Give all of the records again precisely, excluding whatever pictures they contain.

[Interface dataset entries]

****

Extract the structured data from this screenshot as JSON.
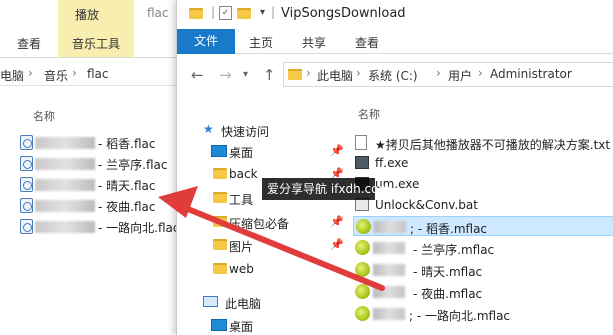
{
  "left_window": {
    "context_tab": "播放",
    "title": "flac",
    "ribbon_tabs": [
      "查看",
      "音乐工具"
    ],
    "breadcrumb": [
      "电脑",
      "音乐",
      "flac"
    ],
    "column_header": "名称",
    "files": [
      "- 稻香.flac",
      "- 兰亭序.flac",
      "- 晴天.flac",
      "- 夜曲.flac",
      "- 一路向北.flac"
    ]
  },
  "right_window": {
    "title": "VipSongsDownload",
    "ribbon_tabs": [
      "文件",
      "主页",
      "共享",
      "查看"
    ],
    "address": [
      "此电脑",
      "系统 (C:)",
      "用户",
      "Administrator"
    ],
    "nav_pane": {
      "quick_access": "快速访问",
      "items": [
        "桌面",
        "back",
        "工具",
        "压缩包必备",
        "图片",
        "web"
      ],
      "this_pc": "此电脑",
      "pc_items": [
        "桌面"
      ]
    },
    "column_header": "名称",
    "files": [
      {
        "name": "★拷贝后其他播放器不可播放的解决方案.txt",
        "icon": "text-file-icon"
      },
      {
        "name": "ff.exe",
        "icon": "exe-file-icon"
      },
      {
        "name": "um.exe",
        "icon": "exe-file-icon"
      },
      {
        "name": "Unlock&Conv.bat",
        "icon": "bat-file-icon"
      },
      {
        "name": "; - 稻香.mflac",
        "icon": "mflac-file-icon",
        "selected": true
      },
      {
        "name": "- 兰亭序.mflac",
        "icon": "mflac-file-icon"
      },
      {
        "name": "- 晴天.mflac",
        "icon": "mflac-file-icon"
      },
      {
        "name": "- 夜曲.mflac",
        "icon": "mflac-file-icon"
      },
      {
        "name": "; - 一路向北.mflac",
        "icon": "mflac-file-icon"
      }
    ]
  },
  "watermark": "爱分享导航 ifxdh.com",
  "colors": {
    "accent": "#1979ca",
    "context_tab_bg": "#f7eeb0",
    "selection": "#cde8ff",
    "arrow": "#e03c3c"
  }
}
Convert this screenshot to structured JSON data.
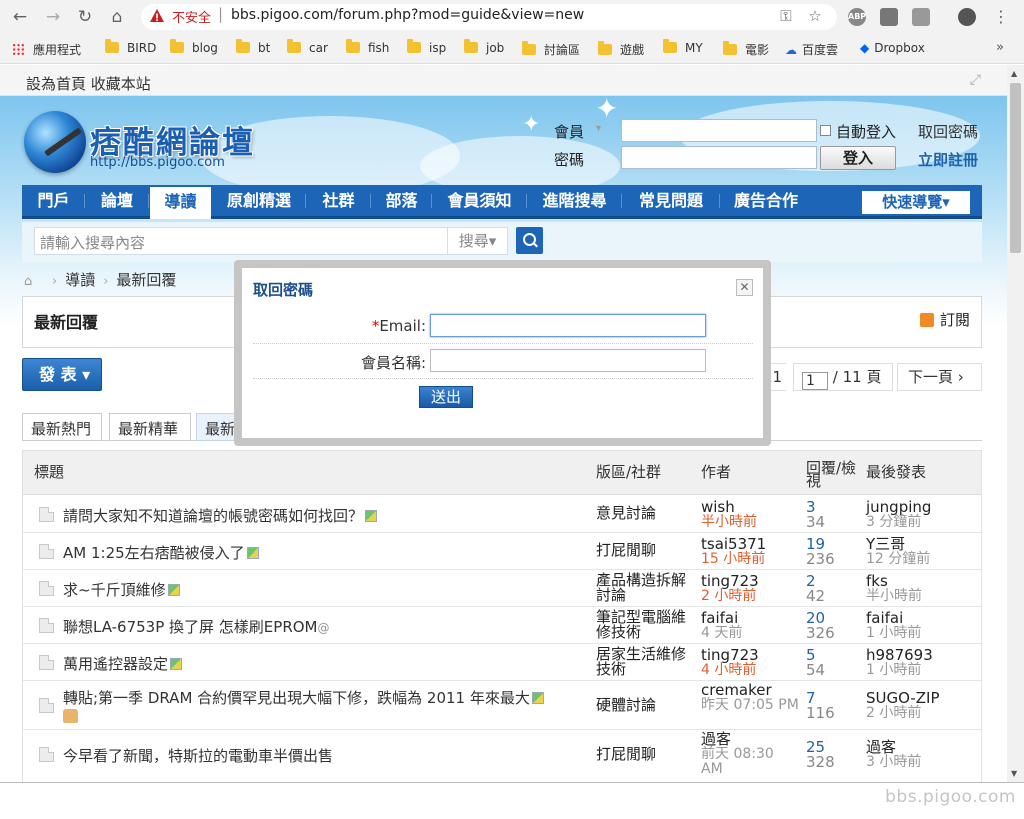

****

> Reply to the task:
Extract the structured data from this screenshot as JSON.
{
  "left_window": {
    "context_tab": "播放",
    "title": "flac",
    "ribbon_tabs": [
      "查看",
      "音乐工具"
    ],
    "breadcrumb": [
      "电脑",
      "音乐",
      "flac"
    ],
    "column_header": "名称",
    "files": [
      "- 稻香.flac",
      "- 兰亭序.flac",
      "- 晴天.flac",
      "- 夜曲.flac",
      "- 一路向北.flac"
    ]
  },
  "right_window": {
    "title": "VipSongsDownload",
    "ribbon_tabs": [
      "文件",
      "主页",
      "共享",
      "查看"
    ],
    "address": [
      "此电脑",
      "系统 (C:)",
      "用户",
      "Administrator"
    ],
    "nav_pane": {
      "quick_access": "快速访问",
      "items": [
        "桌面",
        "back",
        "工具",
        "压缩包必备",
        "图片",
        "web"
      ],
      "this_pc": "此电脑",
      "pc_items": [
        "桌面"
      ]
    },
    "column_header": "名称",
    "files": [
      {
        "name": "★拷贝后其他播放器不可播放的解决方案.txt",
        "icon": "text-file-icon"
      },
      {
        "name": "ff.exe",
        "icon": "exe-file-icon"
      },
      {
        "name": "um.exe",
        "icon": "exe-file-icon"
      },
      {
        "name": "Unlock&Conv.bat",
        "icon": "bat-file-icon"
      },
      {
        "name": "; - 稻香.mflac",
        "icon": "mflac-file-icon",
        "selected": true
      },
      {
        "name": "- 兰亭序.mflac",
        "icon": "mflac-file-icon"
      },
      {
        "name": "- 晴天.mflac",
        "icon": "mflac-file-icon"
      },
      {
        "name": "- 夜曲.mflac",
        "icon": "mflac-file-icon"
      },
      {
        "name": "; - 一路向北.mflac",
        "icon": "mflac-file-icon"
      }
    ]
  },
  "watermark": "爱分享导航 ifxdh.com",
  "colors": {
    "accent": "#1979ca",
    "context_tab_bg": "#f7eeb0",
    "selection": "#cde8ff",
    "arrow": "#e03c3c"
  }
}
Convert this screenshot to structured JSON data.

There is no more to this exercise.